If it weren’t for what you’re about to read next, Leo here would probably have not toasted to you on Christmas Eve in the beginning, and in the end of this
blog post, movie script. Long story short, I spent quite some time polishing up the first act during Christmas Eve, and when I was about to publish my draft, all those carefully crafted ideas disappeared into thin ice… Long gone are the days when we could blame icebergs for such unfortunate events. WordPress can’t be blamed either, because everything disastrous, and unexpected that happens nowadays in the world is mostly linked to climate change, and Leo knows that too! So cheers to that realization, and let’s rewind to my second act of the Data.World #MakeoverMonday Christmas Data Visualization script. Enjoy it folks!
Disclaimer: Leo was never added as a character in the first act; he made an appearance only after I found it dreadfully necessary to have someone cheer me up while I rewrote the whole blog post again… I mean, it’s Leo guys…
Everyone has a crush on him! His foundation just celebrated 20 years of standing up for our planet!!
My GE friend and colleague Gary Adashek recently read a book called #Makeover Monday by authors Andy Kriebel (Data School, Makeover Monday, Tableau Tip Tuesday, Workout Wednesday, datavizdoneright), and Eva Murray (trimydata). He got to know my love for data visualization after my restless attempts to visualize Oracle DRM master data using Oracle DV. I must say that with all the big amount of data readily available to be analyzed in a large enterprise, those who dare visualize master data, must really be into the Data Viz. part of the exercise. wink wink there 😉
I used Tableau during a data visualization grad school class to analyze, visualize, and derive insights out of NYC Mount Sinai hospital patient data, however since then I rarely had to do hands on DV work. That is why I was very excited to join Gary in his #MakeoverMonday journey. See below his first go at the Week 52 data set.
Roughly how much money do you think you personally spent on Christmas gifts this year? According to the most recent results of a survey about the estimated Christmas spending of U.S. consumers from 1999 to 2018, U.S. consumers are expected to spend approximately 794 U.S. dollars on average on Christmas gifts.
On Week 52 of #MakeoverMonday we aim to critically review the original visualization representing the data set of the above survey, and then propose our own unique approach to visualizing, and deriving meaning out of the same data set.
1. What works, and what doesn’t work with this chart?
The author of the original visualization has used a Line Chart to display the fluctuation of the average Christmas consumer spend in the US. It’s a simple, and effective way for users to understand the changes across 20 years.

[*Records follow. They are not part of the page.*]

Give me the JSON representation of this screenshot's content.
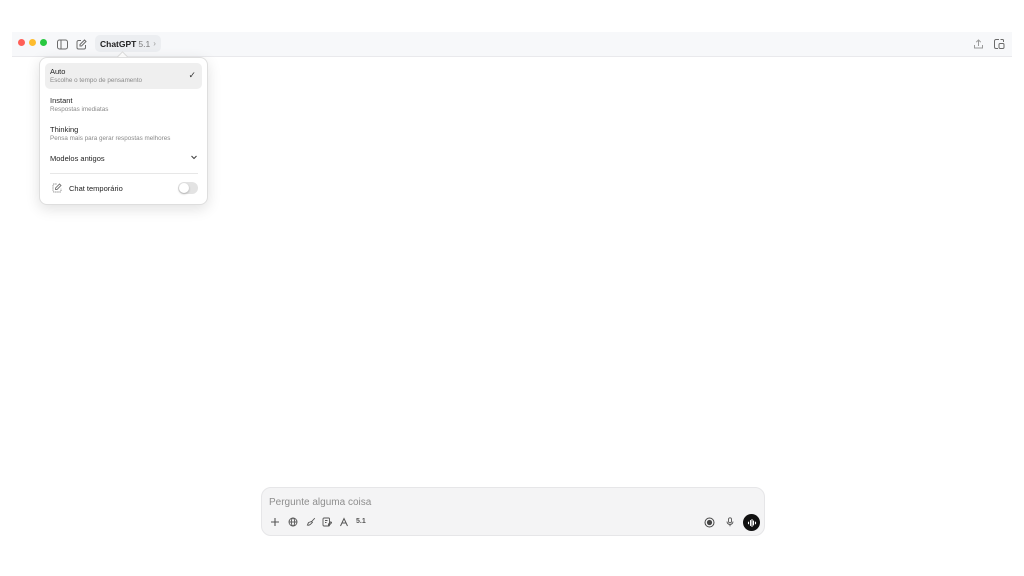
{
  "titlebar": {
    "model_name": "ChatGPT",
    "model_version": "5.1",
    "model_chevron": "›",
    "traffic_colors": {
      "close": "#ff5f57",
      "minimize": "#febc2e",
      "zoom": "#28c840"
    },
    "icons": [
      "sidebar-toggle-icon",
      "new-chat-icon",
      "share-icon",
      "new-window-icon"
    ]
  },
  "model_menu": {
    "options": [
      {
        "title": "Auto",
        "subtitle": "Escolhe o tempo de pensamento",
        "selected": true
      },
      {
        "title": "Instant",
        "subtitle": "Respostas imediatas",
        "selected": false
      },
      {
        "title": "Thinking",
        "subtitle": "Pensa mais para gerar respostas melhores",
        "selected": false
      }
    ],
    "check_glyph": "✓",
    "legacy_label": "Modelos antigos",
    "legacy_chevron": "⌄",
    "temporary_chat_label": "Chat temporário",
    "temporary_chat_enabled": false
  },
  "composer": {
    "placeholder": "Pergunte alguma coisa",
    "value": "",
    "model_badge": "5.1",
    "accent_color": "#111111",
    "tools": [
      "plus-icon",
      "globe-icon",
      "paint-icon",
      "canvas-icon",
      "agent-icon"
    ],
    "right_icons": [
      "record-icon",
      "microphone-icon",
      "voice-mode-icon"
    ]
  }
}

To me, it seems a bit redundant to display both the Title, and Label Values in the Y-axis. We’re only supposed to be looking at USD amounts across years, and on top of that the USD amounts are already displayed over each data point. Something else that the author should have considered pointing out is whether or not the data set has been adjusted for inflation.
2. How can you make it better?

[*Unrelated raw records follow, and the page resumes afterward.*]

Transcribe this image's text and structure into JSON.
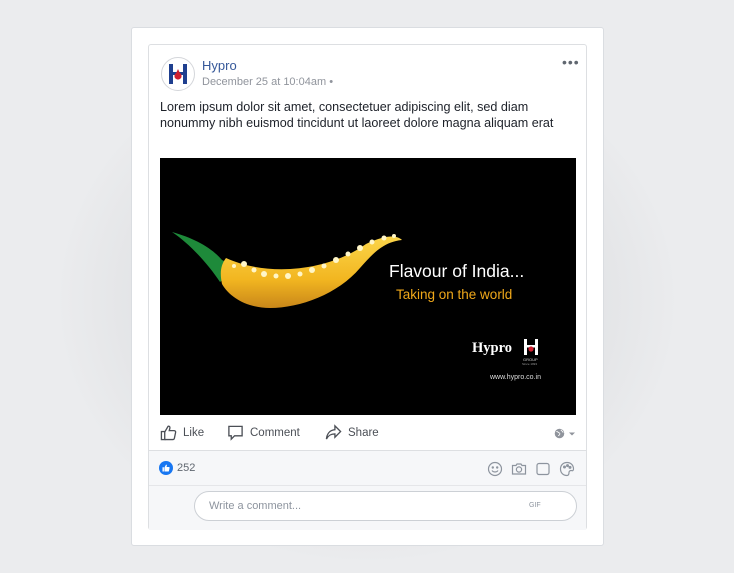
{
  "post": {
    "page_name": "Hypro",
    "timestamp": "December 25 at 10:04am",
    "meta_separator": "•",
    "more_label": "•••",
    "text": "Lorem ipsum dolor sit amet, consectetuer adipiscing elit, sed diam nonummy nibh euismod tincidunt ut laoreet dolore magna aliquam erat"
  },
  "image": {
    "headline": "Flavour of India...",
    "tagline": "Taking on the world",
    "brand": "Hypro",
    "brand_sub": "GROUP",
    "brand_since": "Since 1993",
    "url": "www.hypro.co.in",
    "colors": {
      "background": "#000000",
      "tagline": "#f0a81a",
      "chili": "#f2b620",
      "stem": "#1e8a3a"
    }
  },
  "actions": {
    "like": "Like",
    "comment": "Comment",
    "share": "Share"
  },
  "reactions": {
    "like_count": "252"
  },
  "comment": {
    "placeholder": "Write a comment...",
    "gif_label": "GIF"
  },
  "colors": {
    "link": "#365899",
    "like_blue": "#1877f2",
    "page_bg": "#ebecee"
  }
}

I used Oracle DV to visualize the original data set in three approaches:
- Consider the Radar Bar as a circular visual depiction of the expression “What goes around, comes around“. You can see that in the span of 20 years, the average Christmas consumer spend trends repeat themselves every few years. Having said that, let’s hope that we won’t see a 2008 and 2009 recurrence until a very far away date in the future…
- In the Tree Map, the data is organized in pairs ranging from the set of years where the average Christmas consumer spend was the highest to the years where it was the lowest. The visualization starts with the 2007 US economic peak, and ends with the 2008 US financial crisis. Let’s not complain about where we stand today in 2018: there’s always better, but there’s also always much worse.
- The Box Plot is my favorite visualization out of all three. It is similar to the original Line Chart without the Y-axis title, the data point values, and without the connecting lines between data points. I like this visualization better because it is less cluttered, and the viewer can easily make sense of the fluctuations through the years by referencing the adjusted scale of the min data labels displayed in the Y-axis, as well as the color variations. 2008: what a faint year!
3. Oracle DV Tips & Tricks
In the below images you will see a few visualization settings I had to modify in Oracle DV.
4. New Year’s #DataViz Resolution
As I stated in my previous blog post: “Oracle DV to the Rescue! Adding Emotion to the Data: When One Visualization Feels Like ‘1000’ Stories“, along with other #orclBI enthusiasts, I hope to use Oracle DV in 2019 to:
- Bring to life data sets published in the Data.World #MakeoverMonday community with the goal of improving how we visualize, and analyze data one chart at a time.
- Harness the power of data visualization for social change, and empower nonprofits through data stories via the #VizForSocialGood community.
- Visualize the natural disaster occurrences of the past year, and showcase how that trend directly correlates with the effects of Climate Change. Whether or not you’re a Titanic, Gatsby, Leo, Dem or Rep fan… Climate Change is for real! Next year let’s take climate action together. I am starting with @fabe:forallabeautiful.earth because reducing consumption (Christmas consumer spend included) on an individual level is the first, and the most important step towards healing our planet, and creating a better world! Can Techies save the planet? We @fabe do think so 😉